All the garbage people. Where do they all come from?

Philippe Reines is a special strain. Reporters know him well for his … combativeness, shall we say, as one of Hillary’s most prominent flacks, but every now and then the public gets a glimpse. He’s the one who seized on the news in May that Donald Trump Jr’s family was breaking up as a reason to tweet at him that his wife must have been fantasizing about an old boyfriend when she was in bed with him. That was gross enough to earn a public rebuke from Chelsea Clinton, leading Reines to eventually delete the tweet.

But he wasn’t sorry.

A few months later he had the idea to welcome home Trump from his summit with Putin by encouraging people to bring bullhorns and air horns to the White House gates and use them at all hours of the night. Nastiness is his milieu. He’s been known for it for years. It’s made him a valuable commodity to someone who dismissed millions of her opponent’s supporters as “deplorables” in the last election. Of course he’s going to enjoy the spectacle of Republican politicians being harassed whenever they show their faces in public.

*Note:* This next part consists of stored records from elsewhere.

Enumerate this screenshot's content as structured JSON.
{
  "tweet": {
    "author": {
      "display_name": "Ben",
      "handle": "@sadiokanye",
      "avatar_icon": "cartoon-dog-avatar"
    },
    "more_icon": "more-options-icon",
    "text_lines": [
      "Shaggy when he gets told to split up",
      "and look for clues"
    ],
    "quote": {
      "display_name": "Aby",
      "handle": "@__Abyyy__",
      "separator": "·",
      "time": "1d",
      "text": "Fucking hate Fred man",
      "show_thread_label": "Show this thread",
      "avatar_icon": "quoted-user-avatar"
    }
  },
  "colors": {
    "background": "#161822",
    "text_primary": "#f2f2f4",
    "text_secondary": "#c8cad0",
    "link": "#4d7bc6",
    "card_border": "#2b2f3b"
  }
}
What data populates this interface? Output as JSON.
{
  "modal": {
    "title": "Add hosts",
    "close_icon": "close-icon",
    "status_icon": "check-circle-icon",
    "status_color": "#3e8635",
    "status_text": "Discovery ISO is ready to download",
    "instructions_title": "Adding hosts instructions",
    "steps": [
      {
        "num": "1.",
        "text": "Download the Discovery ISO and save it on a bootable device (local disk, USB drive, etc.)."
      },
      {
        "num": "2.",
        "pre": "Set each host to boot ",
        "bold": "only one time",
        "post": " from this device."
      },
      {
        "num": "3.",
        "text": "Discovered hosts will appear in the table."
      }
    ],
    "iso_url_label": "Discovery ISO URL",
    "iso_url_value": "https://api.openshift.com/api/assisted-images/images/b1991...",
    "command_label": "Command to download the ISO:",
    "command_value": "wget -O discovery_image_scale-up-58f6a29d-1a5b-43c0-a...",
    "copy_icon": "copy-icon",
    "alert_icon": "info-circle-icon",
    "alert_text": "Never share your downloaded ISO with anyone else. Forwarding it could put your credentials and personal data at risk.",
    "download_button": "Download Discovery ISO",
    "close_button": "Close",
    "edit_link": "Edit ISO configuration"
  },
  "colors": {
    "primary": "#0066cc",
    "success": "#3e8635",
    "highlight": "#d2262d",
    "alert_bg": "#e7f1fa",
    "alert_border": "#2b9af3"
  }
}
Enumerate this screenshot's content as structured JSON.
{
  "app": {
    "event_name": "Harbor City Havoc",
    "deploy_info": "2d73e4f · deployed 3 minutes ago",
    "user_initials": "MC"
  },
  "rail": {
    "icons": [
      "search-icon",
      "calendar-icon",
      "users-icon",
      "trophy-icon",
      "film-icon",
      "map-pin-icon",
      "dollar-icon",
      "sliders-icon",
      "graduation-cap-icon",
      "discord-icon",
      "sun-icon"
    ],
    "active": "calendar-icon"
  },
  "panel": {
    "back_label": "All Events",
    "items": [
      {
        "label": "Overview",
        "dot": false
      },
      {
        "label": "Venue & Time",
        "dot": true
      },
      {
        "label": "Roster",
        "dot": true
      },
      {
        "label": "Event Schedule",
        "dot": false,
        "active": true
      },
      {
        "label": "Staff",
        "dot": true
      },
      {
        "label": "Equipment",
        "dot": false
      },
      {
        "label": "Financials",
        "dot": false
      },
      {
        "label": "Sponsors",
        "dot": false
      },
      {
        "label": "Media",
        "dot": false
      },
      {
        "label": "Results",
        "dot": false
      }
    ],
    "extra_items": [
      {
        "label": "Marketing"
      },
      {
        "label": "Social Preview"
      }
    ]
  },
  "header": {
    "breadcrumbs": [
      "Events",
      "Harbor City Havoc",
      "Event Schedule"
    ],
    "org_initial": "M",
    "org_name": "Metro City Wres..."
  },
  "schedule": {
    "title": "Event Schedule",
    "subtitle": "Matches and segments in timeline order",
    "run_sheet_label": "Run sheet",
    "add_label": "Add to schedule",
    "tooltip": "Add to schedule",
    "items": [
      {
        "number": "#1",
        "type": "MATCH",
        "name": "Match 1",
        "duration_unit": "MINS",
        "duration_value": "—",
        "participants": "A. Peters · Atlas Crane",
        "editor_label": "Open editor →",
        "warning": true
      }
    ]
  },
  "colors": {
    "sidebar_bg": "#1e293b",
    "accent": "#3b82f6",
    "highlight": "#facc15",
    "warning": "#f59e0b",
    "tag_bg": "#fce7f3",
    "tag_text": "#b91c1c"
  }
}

What irks me about this is less the nastiness itself than the attempt to dress it up in something finer. It can’t be that Reines is just a dick who revels in the thought of his political enemies being unable to enjoy a moment’s peace outside their homes. It’s a First Amendment issue! Or it’s an attempt to demand that Republicans provide “oversight” of Trump. (Angry confrontations in restaurants are famously persuasive in changing the target’s opinion.) Or none of this matters because the Proud Boys are bad and we should be focusing on that. There must be a noble pretext to justify the ignoble instinct. His attitude reminds me of how Gawker used to defend itself whenever it published something unusually nasty (i.e. every three hours). It was never done transparently for the lulz or the clicks or the sinister thrill of humiliating an opponent; it was always draped in moralizing window dressing. If someone surreptitiously snapped a pic of a Republican congressman taking a dump in a public restroom, that might be posted — but only with a reminder that that congressman had once voted against a bill that would have increased funding for public toilets or whatever. “Look at this guy pinching a loaf” would have been frowned upon as bullying and an invasion of privacy. “Look at this hypocrite pinching a loaf” was fair game.

It’s strange but true of American culture in our era that no amount of petty nastiness towards a vulnerable person is too small to get you in big trouble online whereas no amount of petty nastiness towards someone influential is too large that it can’t be excused as in service to some virtuous purpose. (And there’s always some purpose, as in the Gawker hypothetical, that can be conjured up, however tangentially and unconvincingly.) If a random joe were recorded being casually cruel to someone who’s down on their luck, that video might get traction online and he might soon find himself unemployed and sifting through death threats. Wouldn’t matter if his cruelty was momentary and uncharacteristic. He’ll be ruined in order to send a social signal about his behavior, pour encourager les autres. Whereas if you want to personally see to it that your least favorite politician and his/her family can’t leave the house without a Greek chorus trailing behind, hooting grievances, you’re just makin’ the world a better place. Extremism in the pursuit of “virtue” is no vice.

Right now on Earth 2, President Mitt Romney is trying to implement some anodyne conservative policy like cutting the budget by half a percent and Reines is on MSNBC demanding direct action against Republicans to stop this slow-motion atrocity. The Good People always believe the Bad People have it coming.